Tropical Depression Four, located in the central Atlantic Ocean, is strengthening and bearing down on the Caribbean Sea. But forecasters now believe the storm will swing north toward the Eastern Seaboard and away from the Gulf, where it might interrupt production and oil shipments.
News of a number of reports of refinery outages over the weekend boosted gasoline futures Monday in the US. Several refiners later said, though, that their maintenance woes would not affect gasoline production.
Also, a refinery in Coffeyville, Kansas, that has been closed since a late June flood said it might open sooner than expected.
After weeks of increased US refinery activity and growing gasoline inventories, gasoline futures fell steeply over the last month.
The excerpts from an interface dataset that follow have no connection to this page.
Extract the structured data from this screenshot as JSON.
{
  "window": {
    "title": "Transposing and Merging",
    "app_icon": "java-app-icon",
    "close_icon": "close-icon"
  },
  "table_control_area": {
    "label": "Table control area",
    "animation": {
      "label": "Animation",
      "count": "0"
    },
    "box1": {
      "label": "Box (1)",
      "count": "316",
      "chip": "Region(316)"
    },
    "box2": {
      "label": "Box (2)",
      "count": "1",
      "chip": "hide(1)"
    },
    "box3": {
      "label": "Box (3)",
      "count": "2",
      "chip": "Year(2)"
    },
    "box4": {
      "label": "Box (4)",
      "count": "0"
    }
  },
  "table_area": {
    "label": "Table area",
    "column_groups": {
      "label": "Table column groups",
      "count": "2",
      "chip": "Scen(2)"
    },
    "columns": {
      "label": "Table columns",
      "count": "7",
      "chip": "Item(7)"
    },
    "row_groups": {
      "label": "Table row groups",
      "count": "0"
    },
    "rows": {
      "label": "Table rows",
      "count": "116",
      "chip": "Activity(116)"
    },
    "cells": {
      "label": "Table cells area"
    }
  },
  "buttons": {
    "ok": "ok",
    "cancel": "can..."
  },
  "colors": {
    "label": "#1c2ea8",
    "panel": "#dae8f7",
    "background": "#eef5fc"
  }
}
But last week’s inventory report from the Energy Department’s Energy Information Administration rekindled supply concerns by showing a sharp decline in both refinery activity and gas inventories.
Weekly data due Wednesday is expected to show US distillate inventories rose and crude stocks fell last week because of rising refinery use, according to a Dow Jones Newswires survey of energy analysts.
Refinery utilization, which fell by an unexpected 2.3 percentage points of operating capacity in last week’s report, is expected to have risen a modest 0.5 percentage point to 91.8% in the week ended 10 August. The five-year average for this time of year is 93.7%.
Crude oil stocks, which fell by an unexpectedly large 4.1 million barrels to 340.4 million barrels in the week ended Aug. 3, fell by another 2.1 million barrels last week, the analysts predict.
Forecasts for distillate stocks, which include heating oil and diesel fuel, projected a rise of 1.0 million barrels. Gasoline stocks are expected to have declined 400,000 barrels.
In other Nymex trading, gasoline futures dropped 0.46 cent to US$1.9329 a gallon (3.8 liters) while heating oil prices fell 0.25 cent to US$1.964 a gallon.
Natural gas futures declined 5.6 cents to US$6.738 per 1,000 cubic feet.